Top of Records supplied

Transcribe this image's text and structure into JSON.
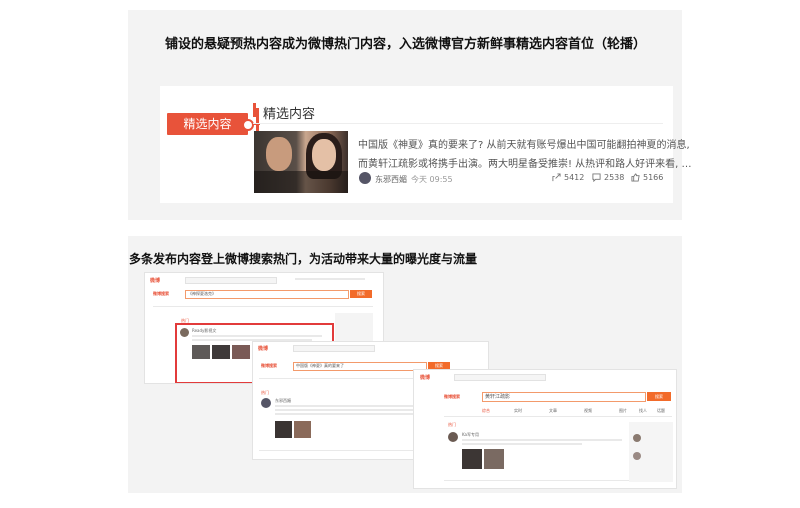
{
  "top": {
    "heading": "铺设的悬疑预热内容成为微博热门内容，入选微博官方新鲜事精选内容首位（轮播）",
    "tag_label": "精选内容",
    "section_title": "精选内容",
    "desc_line1": "中国版《神夏》真的要来了? 从前天就有账号爆出中国可能翻拍神夏的消息,",
    "desc_line2": "而黄轩江疏影或将携手出演。两大明星备受推崇! 从热评和路人好评来看, …",
    "author": "东邪西媚",
    "time": "今天 09:55",
    "stats": {
      "shares": "5412",
      "comments": "2538",
      "likes": "5166"
    },
    "icons": [
      "share-icon",
      "comment-icon",
      "like-icon"
    ]
  },
  "bottom": {
    "heading": "多条发布内容登上微博搜索热门，为活动带来大量的曝光度与流量",
    "shot1": {
      "logo": "微博",
      "search_label": "微博搜索",
      "query": "《神探夏洛克》",
      "button": "搜索",
      "hot": "热门",
      "user": "Ready影视文"
    },
    "shot2": {
      "logo": "微博",
      "search_label": "微博搜索",
      "query": "中国版《神夏》真的要来了",
      "button": "搜索",
      "hot": "热门",
      "user": "东邪西媚"
    },
    "shot3": {
      "logo": "微博",
      "search_label": "微博搜索",
      "query": "黄轩江疏影",
      "button": "搜索",
      "hot": "热门",
      "user": "Ka军专用",
      "tabs": [
        "综合",
        "实时",
        "文章",
        "视频",
        "图片",
        "找人",
        "话题"
      ]
    }
  },
  "colors": {
    "accent": "#e8533a",
    "panel": "#f3f3f3"
  }
}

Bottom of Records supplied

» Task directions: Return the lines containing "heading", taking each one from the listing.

» Answer to this problem:
    "heading": "铺设的悬疑预热内容成为微博热门内容，入选微博官方新鲜事精选内容首位（轮播）",
    "heading": "多条发布内容登上微博搜索热门，为活动带来大量的曝光度与流量",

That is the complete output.